Louise Moillon is an enigma. Born in 1609 or 1610 in France to a Protestant family, her works reflect a distinct Flemish influence, yet at the same time reject the vanitas symbolism that so often marks Northern still-lifes of the 17th century. She painted finely crafted tableaux as a precociously talented young woman, yet mysteriously appears to have stopped in the 1640s. Her life and career represent a crossroads: the inspired moment when French still-life begins to emerge as an independent tradition meeting the quotidian reality of a 17th-century Protestant woman’s life.
From birth, Moillon inherited a rich artistic heritage. Both her father and stepfather were painters and picture dealers, while her brother Isaac was one of the earliest members of the French Royal Academy of Painting and Sculpture. Living in the neighborhood of Saint-Germain-des-Prés, known at the time for its community of Protestants fleeing persecution in the Netherlands, she was introduced at an early age to the Northern traditions of still-life painting. Surviving business contracts reveal that as early as age 11 she was showing promise as a professional artist. However, her last clearly dated work is from 1641, suggesting that she stopped working long before she passed away in 1696. Art historians generally believe that this cessation is due to her marriage in 1640 to Calvinist wood merchant Etienne Girardot de Chancourt. The duties of wife and, later, mother prevented her from pursuing her painting career, while conservative Calvinist theology discouraged women from working independently from their husbands and families.

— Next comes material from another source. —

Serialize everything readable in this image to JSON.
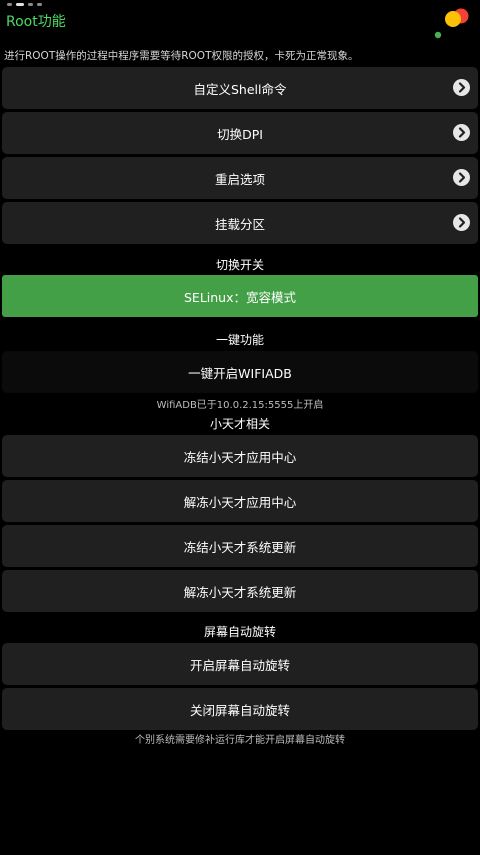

Yet Moillon’s works are far from puritanical. Her lush and luminescent palette calls to mind sensuality, not severity. Absent of the strict morality often associated with still-lifes of the period, her fruit baskets shine as symbols of abundance and prosperity. No hint of decay is found, suggesting the present moment, intimately shared, instead of warning against future drama on a monumental scale. Later in her career, she incorporated large-scale human figures in her paintings, one of the first French still-life artists to do so. Enlivening her canvases, these figures place her overflowing baskets in a specific context, one in which the array of fruit is matched by the diversity of figures and experience.
A Market Stall with a Young Woman Giving a Basket of Grapes to an Older Woman, c. 1630, is currently on display in NMWA’s Great Hall. The two female figures, contrasting significantly in age, suggest the cycle of life, but one in which signs of rot and decomposition are not present. Multiple baskets frame the composition, each one overflowing with round, luscious fruits, whether they are plums, apricots, apples, or pears. Both young and old are found in this world of delicious abundance. Comparing this painting to a Flemish still-life indicates how Moillon set out to work in a specifically French idiom. Clara Peeters’s Still Life of Fish and Cat, hanging on the same wall in the Great Hall, more overtly portrays a moral tale; in this case, the transitory nature of the world, where the vivid fish becomes vulnerable to the vicissitudes of the food chain cat and man dominate. Its dark palette suggests a more somber tone than the bright oranges, purples, and greens illuminating Moillon’s work.
Despite the few facts available about her life and limited surviving canvases, we can construct an image of Louise Moillon. She was traditional in the dominance her personal life had over her public image as an artist, yet trailblazing in her brief career as a painter, contributing to a new national style of still-life.